A number of homeowners across the Prairies, including Doris Dzuba of St. Andrews, Man., have told CBC News that their Ready-to-Move (RTM) houses by McDiarmid Homes were poorly built, and the company has done little to fix them.
Richard Hutchings told CBC News late Thursday that he will begin addressing customers' complaints in the next six weeks.
Hutchings was named chief restructuring officer last month, replacing Vince Ryz, who was forced to resign as president following an intervention by secured creditors.
Ryz is now involved in a family court dispute over the future of the company.
'Looked like a war zone'
Dzuba said her RTM house in the St. Andrews area, outside Winnipeg, had cracks in the walls, countertops and exterior siding.
As well, there were poorly-fitting cupboards, and the deck almost fell off the house, she said.
"My house, to tell you the truth … it looked like a war zone," she said Wednesday.
"It looked like a war zone in my home and it was … not even two years old; it was a year-old home."
Dzuba said she met with a McDiarmid employee in an effort to resolve the issues, but afterwards she got a letter from the company.
"A couple of days later I got registered mail saying, 'You are not allowed on the property. You will be charged and you will be fined,'" she said.
Dzuba said she ended up selling the home at a loss of about $20,000 after she could not get the company to fix the problems.
She said she complained to the Better Business Bureau and the Consumer Protection Office and was advised to sue.

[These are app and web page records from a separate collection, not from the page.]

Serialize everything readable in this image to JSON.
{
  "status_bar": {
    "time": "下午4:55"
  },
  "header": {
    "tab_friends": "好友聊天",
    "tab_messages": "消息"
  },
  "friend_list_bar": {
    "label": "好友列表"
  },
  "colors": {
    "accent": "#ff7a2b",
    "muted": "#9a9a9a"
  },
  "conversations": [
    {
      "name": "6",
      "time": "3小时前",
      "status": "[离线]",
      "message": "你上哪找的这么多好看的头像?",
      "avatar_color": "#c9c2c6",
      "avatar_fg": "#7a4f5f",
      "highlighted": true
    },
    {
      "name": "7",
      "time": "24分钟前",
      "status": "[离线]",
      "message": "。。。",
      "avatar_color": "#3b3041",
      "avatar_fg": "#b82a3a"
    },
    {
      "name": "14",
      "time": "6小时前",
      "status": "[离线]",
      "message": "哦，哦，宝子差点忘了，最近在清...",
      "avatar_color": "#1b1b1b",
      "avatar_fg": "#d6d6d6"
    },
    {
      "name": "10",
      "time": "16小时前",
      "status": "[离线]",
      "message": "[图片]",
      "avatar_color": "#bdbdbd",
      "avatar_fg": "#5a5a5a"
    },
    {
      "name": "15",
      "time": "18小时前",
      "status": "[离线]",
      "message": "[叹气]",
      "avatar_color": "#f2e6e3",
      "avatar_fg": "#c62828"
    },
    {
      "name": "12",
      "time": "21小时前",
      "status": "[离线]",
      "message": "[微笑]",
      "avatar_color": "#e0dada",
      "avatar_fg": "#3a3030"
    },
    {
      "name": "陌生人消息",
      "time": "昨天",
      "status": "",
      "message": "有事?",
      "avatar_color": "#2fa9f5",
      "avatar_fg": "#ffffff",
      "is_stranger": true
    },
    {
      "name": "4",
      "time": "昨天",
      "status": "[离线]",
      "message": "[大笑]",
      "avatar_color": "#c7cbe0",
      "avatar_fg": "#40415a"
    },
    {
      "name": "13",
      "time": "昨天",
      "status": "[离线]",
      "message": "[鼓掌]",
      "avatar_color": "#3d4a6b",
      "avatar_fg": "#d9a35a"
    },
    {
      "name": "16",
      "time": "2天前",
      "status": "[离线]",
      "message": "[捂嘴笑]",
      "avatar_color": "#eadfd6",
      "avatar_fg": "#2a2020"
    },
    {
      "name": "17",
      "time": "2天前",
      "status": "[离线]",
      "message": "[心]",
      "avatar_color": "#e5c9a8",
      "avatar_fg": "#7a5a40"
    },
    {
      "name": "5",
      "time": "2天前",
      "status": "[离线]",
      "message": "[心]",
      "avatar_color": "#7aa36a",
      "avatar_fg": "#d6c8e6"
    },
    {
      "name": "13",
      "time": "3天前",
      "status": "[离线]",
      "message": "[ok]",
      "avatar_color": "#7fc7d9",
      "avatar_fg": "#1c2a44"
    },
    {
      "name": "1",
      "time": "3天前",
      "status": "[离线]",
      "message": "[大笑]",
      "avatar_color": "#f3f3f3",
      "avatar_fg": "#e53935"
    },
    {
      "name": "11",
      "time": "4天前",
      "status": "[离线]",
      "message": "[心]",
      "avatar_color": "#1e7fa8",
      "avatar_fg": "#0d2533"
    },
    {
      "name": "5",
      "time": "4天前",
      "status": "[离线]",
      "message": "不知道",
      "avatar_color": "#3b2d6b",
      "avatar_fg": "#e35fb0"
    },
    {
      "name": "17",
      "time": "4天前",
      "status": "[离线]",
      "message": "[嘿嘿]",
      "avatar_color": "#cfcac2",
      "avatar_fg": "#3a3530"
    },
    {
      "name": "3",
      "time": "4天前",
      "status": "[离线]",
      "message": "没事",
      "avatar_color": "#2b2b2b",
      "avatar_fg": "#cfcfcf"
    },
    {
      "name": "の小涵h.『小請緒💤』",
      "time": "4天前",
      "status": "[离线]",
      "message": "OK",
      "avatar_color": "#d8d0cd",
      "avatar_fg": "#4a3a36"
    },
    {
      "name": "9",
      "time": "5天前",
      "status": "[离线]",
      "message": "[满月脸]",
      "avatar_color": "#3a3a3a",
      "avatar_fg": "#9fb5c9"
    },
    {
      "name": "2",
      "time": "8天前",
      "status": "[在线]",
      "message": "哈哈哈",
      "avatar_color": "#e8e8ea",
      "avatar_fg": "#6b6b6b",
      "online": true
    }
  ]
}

People in Saskatchewan and Alberta have also come forward with complaints about the RTM houses they purchased from McDiarmid Homes.